Assessing risks to Galapagos tortoises during rodent eradication | August 30th, 2013

DSC01052Penny Fisher is a member of Friends of Galapagos New Zealand and in 2011 took part in trials with the Galapagos National Park is assessing the risk to captive tortoises from bait intended for rats which predate on these giant reptiles. Here is her account of her participation in the trials and and also her close dealings with the giant tortoises which was not always to their liking!

Penny Fisher, Wildlife Ecology and Management team, Landcare Research

Complete removal of invasive rodents (rats and mice) from islands around the world have seen some dramatic improvements in biodiversity, and significant benefits for endemic fauna and flora are expected if rodents can be permanently eradicated from islands in the Galápagos. The iconic giant Galápagos tortoises are no exception – even such large, long-lived creatures are impacted by rodents as tortoise eggs and hatchlings are consumed by rats.

Successful rodent eradications from islands have often been achieved using aerial application of cereal pellet bait containing an anticoagulant rodenticide. Using this method, the Galápagos National Park is undertaking a staged approach to eradication of introduced rodents from islands in the Galápagos. The most recent phase was completed in 2012 and included the island of Pinzon, which has a wild population of tortoises (Chelonoidis ephyppium).

Because very little was known about the toxicity of the rodenticide to tortoises and reptiles in general, it was essential to assess the potential risk that aerial application of the toxic bait posed to tortoises, so some research in this area formed part of planning rodent eradication from Galápagos tortoise habitat. Working with the National Park and Island Conservation (a charitable organization ) I visited the Galápagos in early 2011 to help with trials with captive tortoises.

A few individuals showed interest in eating the cereal pellet baits but the majority preferred their normal plant diet. This suggested that bait uptake by tortoises in field conditions would likely be low when natural food was readily available. But because some tortoises would ingest bait, we also tested their blood to indicate whether this was likely to produce any adverse effect. Blood samples were taken before and after the tortoises ate known amounts of the rodenticide  – neither the tortoises nor I found this process much fun, although I did my best to make it up to them afterwards with bribes of papaya and melon! An automated coagulometer was used to test for blood clotting times, where increased time would indicate reduced ability of the blood to coagulate (a typical toxic effect of this rodenticide in mammals and birds).

No significant changes in blood coagulation were measured over a two week period following ingestion of the rodenticide by tortoises. Interestingly, tortoises appeared to have higher normal blood coagulation times than those measured in mammals, supporting the idea that in comparison to mammals tortoises have a relatively lowDSC01025 susceptibility to anticoagulant toxicity. In the context of the aerial bait application rates to be used ine rodent eradication, the risk assessment suggested that  tortoises weighing more than 20 kg would be unlikely to encounter and consume enough bait pellets to have a harmful effect.

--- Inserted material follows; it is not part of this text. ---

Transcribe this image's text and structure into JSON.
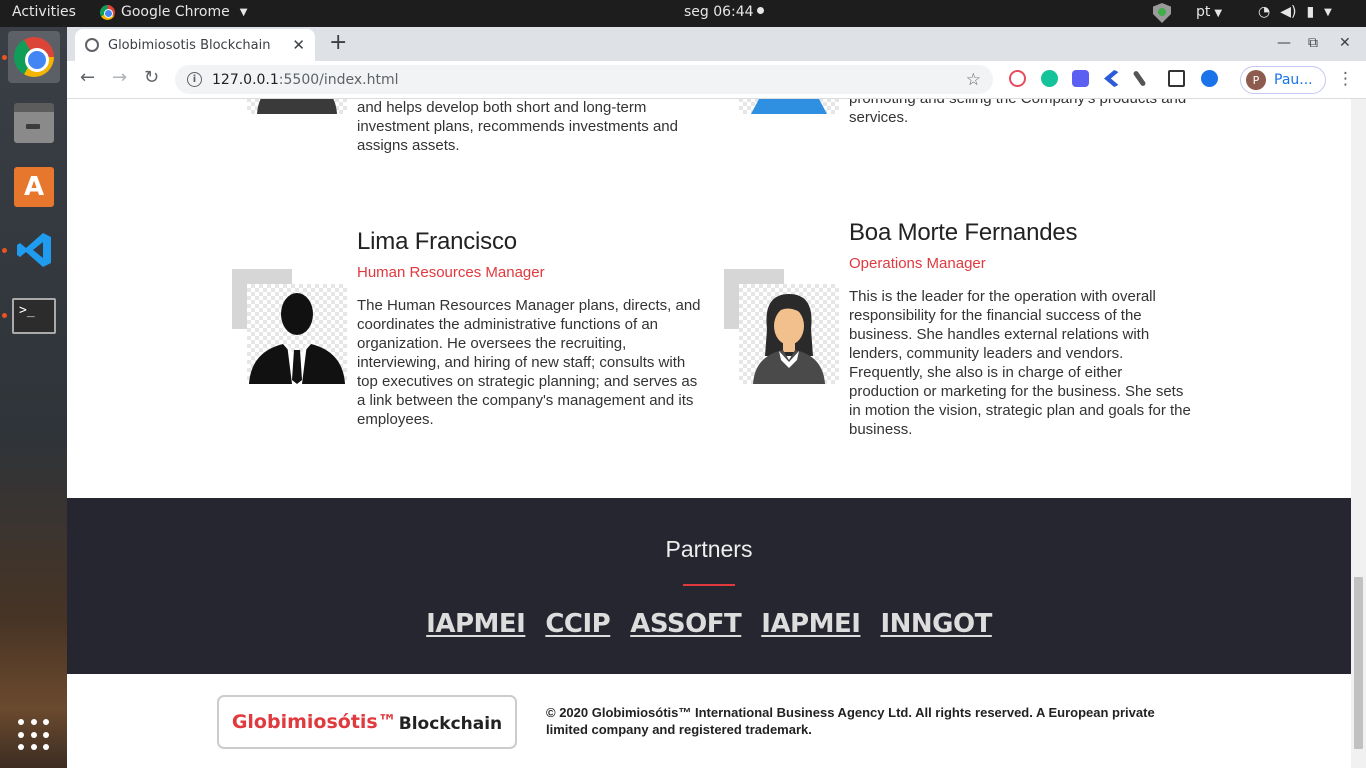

To date the removal of rats from Pinzon appears to have been successful although the island is still being checked regularly for any sign of surviving rats, with a two year ‘all clear’ being the signal to declare the eradication has been achieved. More detailed information about the history, progress and future plans for rodent eradications in the Galápagos was recently summarized by Henry Nicholls in a news article for Nature 497 (7449): 306-308.